WHAT YOU ARE ASKED TO DO :: Find the line that contains "Transcribe this image's"; please output it and each line after it, exactly as shown, up to the end of the entries below, skipping pictures.

Component data from apps and pages
***

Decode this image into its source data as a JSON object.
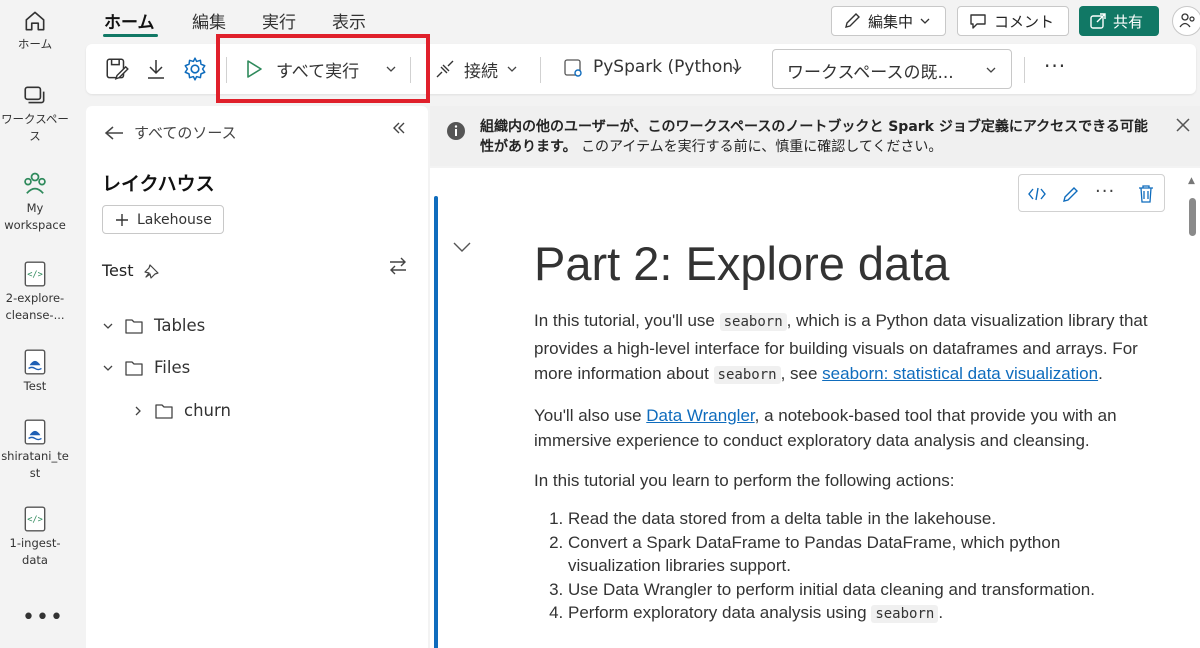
{
  "rail": {
    "items": [
      {
        "label": "ホーム",
        "icon": "home-icon"
      },
      {
        "label": "ワークスペース",
        "icon": "workspaces-icon"
      },
      {
        "label": "My workspace",
        "icon": "my-workspace-icon"
      },
      {
        "label": "2-explore-cleanse-...",
        "icon": "notebook-icon"
      },
      {
        "label": "Test",
        "icon": "lakehouse-icon"
      },
      {
        "label": "shiratani_test",
        "icon": "lakehouse-icon"
      },
      {
        "label": "1-ingest-data",
        "icon": "notebook-icon"
      }
    ],
    "more": "•••"
  },
  "tabs": [
    "ホーム",
    "編集",
    "実行",
    "表示"
  ],
  "header": {
    "editing_label": "編集中",
    "comment_label": "コメント",
    "share_label": "共有"
  },
  "toolbar": {
    "run_all_label": "すべて実行",
    "connect_label": "接続",
    "language_label": "PySpark (Python)",
    "workspace_select": "ワークスペースの既...",
    "more": "···"
  },
  "explorer": {
    "back_label": "すべてのソース",
    "heading": "レイクハウス",
    "add_button": "Lakehouse",
    "lakehouse_name": "Test",
    "tree": [
      {
        "label": "Tables",
        "expanded": true,
        "depth": 0
      },
      {
        "label": "Files",
        "expanded": true,
        "depth": 0
      },
      {
        "label": "churn",
        "expanded": false,
        "depth": 1
      }
    ]
  },
  "notice": {
    "bold_text": "組織内の他のユーザーが、このワークスペースのノートブックと Spark ジョブ定義にアクセスできる可能性があります。",
    "normal_text": "このアイテムを実行する前に、慎重に確認してください。"
  },
  "cell": {
    "title": "Part 2: Explore data",
    "p1_a": "In this tutorial, you'll use ",
    "p1_code1": "seaborn",
    "p1_b": ", which is a Python data visualization library that provides a high-level interface for building visuals on dataframes and arrays. For more information about ",
    "p1_code2": "seaborn",
    "p1_c": ", see ",
    "p1_link": "seaborn: statistical data visualization",
    "p1_d": ".",
    "p2_a": "You'll also use ",
    "p2_link": "Data Wrangler",
    "p2_b": ", a notebook-based tool that provide you with an immersive experience to conduct exploratory data analysis and cleansing.",
    "p3": "In this tutorial you learn to perform the following actions:",
    "list": [
      "Read the data stored from a delta table in the lakehouse.",
      "Convert a Spark DataFrame to Pandas DataFrame, which python visualization libraries support.",
      "Use Data Wrangler to perform initial data cleaning and transformation."
    ],
    "list4_a": "Perform exploratory data analysis using ",
    "list4_code": "seaborn",
    "list4_b": "."
  },
  "colors": {
    "accent": "#117865",
    "link": "#0f6cbd",
    "highlight": "#e0202b"
  }
}
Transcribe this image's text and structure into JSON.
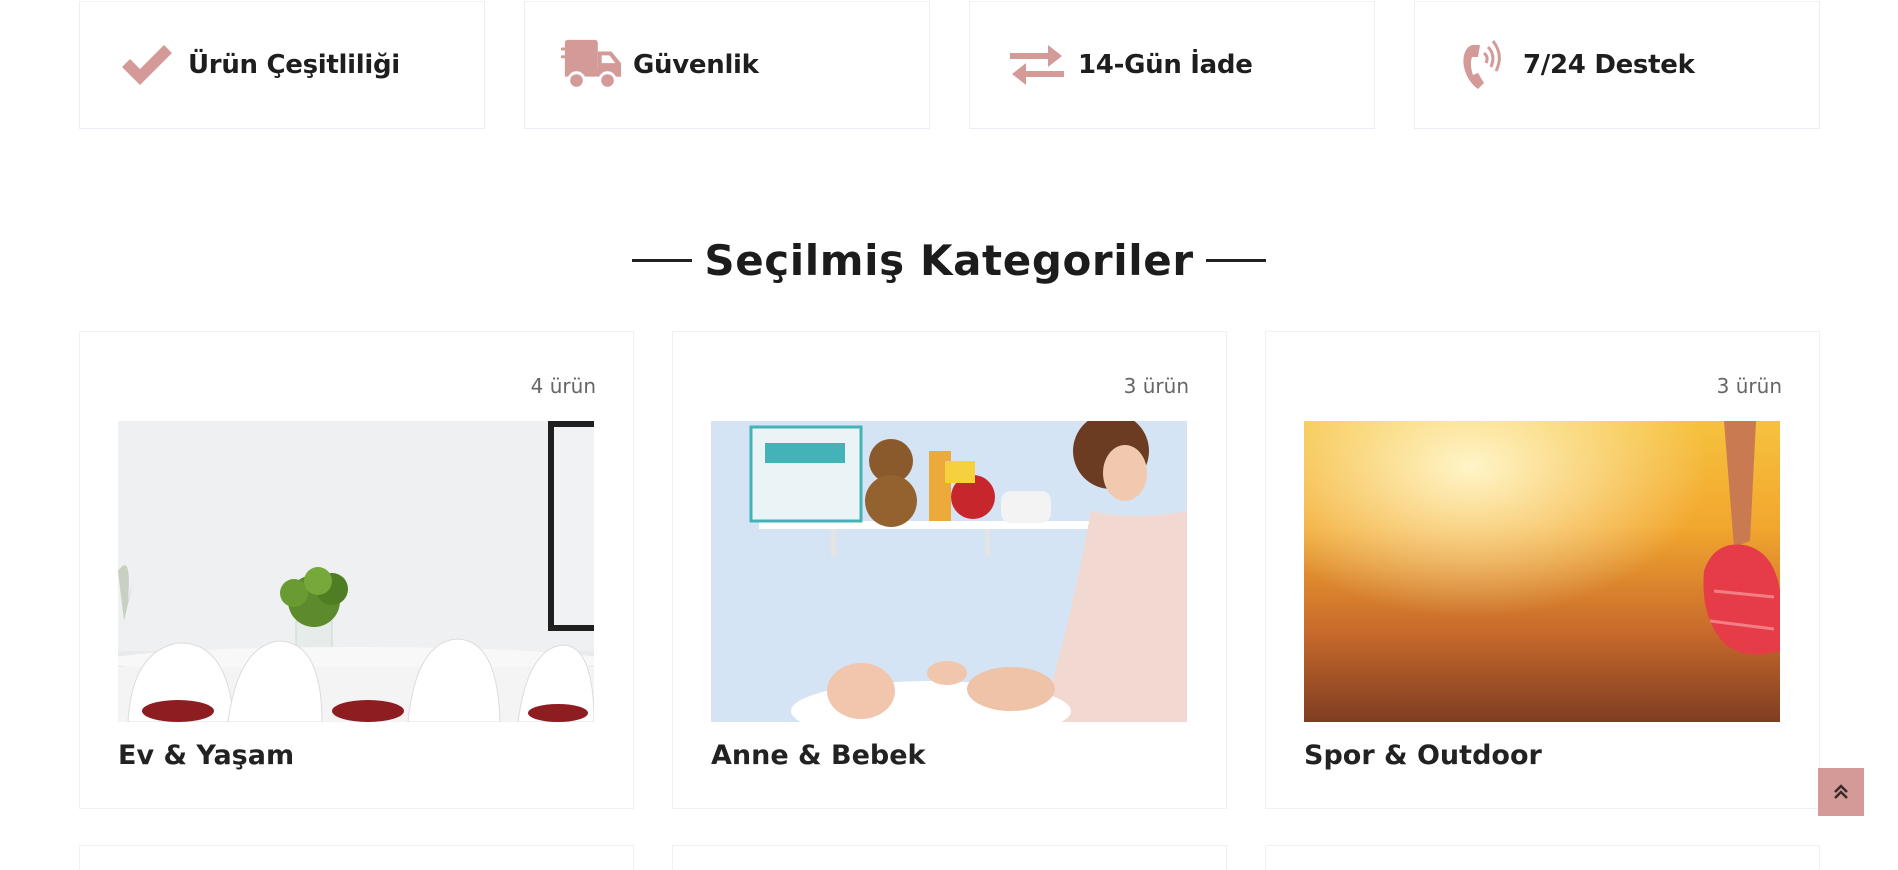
{
  "features": [
    {
      "icon": "check-icon",
      "label": "Ürün Çeşitliliği"
    },
    {
      "icon": "truck-icon",
      "label": "Güvenlik"
    },
    {
      "icon": "exchange-arrows-icon",
      "label": "14-Gün İade"
    },
    {
      "icon": "phone-icon",
      "label": "7/24 Destek"
    }
  ],
  "section": {
    "title": "Seçilmiş Kategoriler"
  },
  "categories": [
    {
      "name": "Ev & Yaşam",
      "count": "4 ürün",
      "image": "dining-room-image"
    },
    {
      "name": "Anne & Bebek",
      "count": "3 ürün",
      "image": "mother-baby-image"
    },
    {
      "name": "Spor & Outdoor",
      "count": "3 ürün",
      "image": "runner-track-image"
    }
  ],
  "colors": {
    "accent": "#d49a98",
    "border": "#eceef5",
    "text": "#1e1e1e",
    "muted": "#666666"
  }
}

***

SOLUTION FOR THIS TASK ::
Transcribe this image's text and structure into JSON.
{
  "features": [
    {
      "icon": "check-icon",
      "label": "Ürün Çeşitliliği"
    },
    {
      "icon": "truck-icon",
      "label": "Güvenlik"
    },
    {
      "icon": "exchange-arrows-icon",
      "label": "14-Gün İade"
    },
    {
      "icon": "phone-icon",
      "label": "7/24 Destek"
    }
  ],
  "section": {
    "title": "Seçilmiş Kategoriler"
  },
  "categories": [
    {
      "name": "Ev & Yaşam",
      "count": "4 ürün",
      "image": "dining-room-image"
    },
    {
      "name": "Anne & Bebek",
      "count": "3 ürün",
      "image": "mother-baby-image"
    },
    {
      "name": "Spor & Outdoor",
      "count": "3 ürün",
      "image": "runner-track-image"
    }
  ],
  "colors": {
    "accent": "#d49a98",
    "border": "#eceef5",
    "text": "#1e1e1e",
    "muted": "#666666"
  }
}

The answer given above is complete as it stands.